■ **Input data**
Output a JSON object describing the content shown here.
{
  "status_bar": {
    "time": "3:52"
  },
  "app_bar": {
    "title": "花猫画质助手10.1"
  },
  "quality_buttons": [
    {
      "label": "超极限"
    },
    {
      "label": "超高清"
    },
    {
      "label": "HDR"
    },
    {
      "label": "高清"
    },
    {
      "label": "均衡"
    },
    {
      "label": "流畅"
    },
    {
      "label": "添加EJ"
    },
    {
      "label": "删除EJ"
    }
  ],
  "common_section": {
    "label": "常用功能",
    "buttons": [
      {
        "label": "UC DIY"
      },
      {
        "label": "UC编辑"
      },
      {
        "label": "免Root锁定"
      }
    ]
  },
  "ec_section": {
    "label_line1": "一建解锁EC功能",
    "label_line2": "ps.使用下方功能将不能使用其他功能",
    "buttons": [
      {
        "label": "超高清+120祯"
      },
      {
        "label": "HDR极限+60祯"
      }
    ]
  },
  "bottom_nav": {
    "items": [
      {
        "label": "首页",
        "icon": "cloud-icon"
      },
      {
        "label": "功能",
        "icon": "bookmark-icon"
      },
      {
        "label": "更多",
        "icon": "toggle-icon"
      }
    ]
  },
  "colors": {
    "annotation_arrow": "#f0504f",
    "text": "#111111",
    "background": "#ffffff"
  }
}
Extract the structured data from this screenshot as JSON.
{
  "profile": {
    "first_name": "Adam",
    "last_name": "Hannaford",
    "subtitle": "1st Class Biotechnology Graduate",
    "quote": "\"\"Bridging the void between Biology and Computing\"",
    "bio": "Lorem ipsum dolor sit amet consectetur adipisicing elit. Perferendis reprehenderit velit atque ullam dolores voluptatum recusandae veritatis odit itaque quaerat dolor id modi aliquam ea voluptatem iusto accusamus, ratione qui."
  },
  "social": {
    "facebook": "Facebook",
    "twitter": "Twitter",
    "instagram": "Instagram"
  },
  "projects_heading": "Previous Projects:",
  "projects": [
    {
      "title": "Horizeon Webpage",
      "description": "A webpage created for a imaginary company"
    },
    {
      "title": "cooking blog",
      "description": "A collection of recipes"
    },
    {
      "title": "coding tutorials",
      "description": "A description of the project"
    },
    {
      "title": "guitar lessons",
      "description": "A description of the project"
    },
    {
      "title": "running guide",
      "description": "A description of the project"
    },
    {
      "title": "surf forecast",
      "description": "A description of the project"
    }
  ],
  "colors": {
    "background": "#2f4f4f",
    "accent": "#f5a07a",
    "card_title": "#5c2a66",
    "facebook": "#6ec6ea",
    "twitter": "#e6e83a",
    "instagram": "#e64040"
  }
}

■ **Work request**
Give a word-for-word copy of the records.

■ **Answer for the task**
Output a JSON object describing the content shown here.
{
  "status_bar": {
    "time": "3:52"
  },
  "app_bar": {
    "title": "花猫画质助手10.1"
  },
  "quality_buttons": [
    {
      "label": "超极限"
    },
    {
      "label": "超高清"
    },
    {
      "label": "HDR"
    },
    {
      "label": "高清"
    },
    {
      "label": "均衡"
    },
    {
      "label": "流畅"
    },
    {
      "label": "添加EJ"
    },
    {
      "label": "删除EJ"
    }
  ],
  "common_section": {
    "label": "常用功能",
    "buttons": [
      {
        "label": "UC DIY"
      },
      {
        "label": "UC编辑"
      },
      {
        "label": "免Root锁定"
      }
    ]
  },
  "ec_section": {
    "label_line1": "一建解锁EC功能",
    "label_line2": "ps.使用下方功能将不能使用其他功能",
    "buttons": [
      {
        "label": "超高清+120祯"
      },
      {
        "label": "HDR极限+60祯"
      }
    ]
  },
  "bottom_nav": {
    "items": [
      {
        "label": "首页",
        "icon": "cloud-icon"
      },
      {
        "label": "功能",
        "icon": "bookmark-icon"
      },
      {
        "label": "更多",
        "icon": "toggle-icon"
      }
    ]
  },
  "colors": {
    "annotation_arrow": "#f0504f",
    "text": "#111111",
    "background": "#ffffff"
  }
}
Extract the structured data from this screenshot as JSON.
{
  "profile": {
    "first_name": "Adam",
    "last_name": "Hannaford",
    "subtitle": "1st Class Biotechnology Graduate",
    "quote": "\"\"Bridging the void between Biology and Computing\"",
    "bio": "Lorem ipsum dolor sit amet consectetur adipisicing elit. Perferendis reprehenderit velit atque ullam dolores voluptatum recusandae veritatis odit itaque quaerat dolor id modi aliquam ea voluptatem iusto accusamus, ratione qui."
  },
  "social": {
    "facebook": "Facebook",
    "twitter": "Twitter",
    "instagram": "Instagram"
  },
  "projects_heading": "Previous Projects:",
  "projects": [
    {
      "title": "Horizeon Webpage",
      "description": "A webpage created for a imaginary company"
    },
    {
      "title": "cooking blog",
      "description": "A collection of recipes"
    },
    {
      "title": "coding tutorials",
      "description": "A description of the project"
    },
    {
      "title": "guitar lessons",
      "description": "A description of the project"
    },
    {
      "title": "running guide",
      "description": "A description of the project"
    },
    {
      "title": "surf forecast",
      "description": "A description of the project"
    }
  ],
  "colors": {
    "background": "#2f4f4f",
    "accent": "#f5a07a",
    "card_title": "#5c2a66",
    "facebook": "#6ec6ea",
    "twitter": "#e6e83a",
    "instagram": "#e64040"
  }
}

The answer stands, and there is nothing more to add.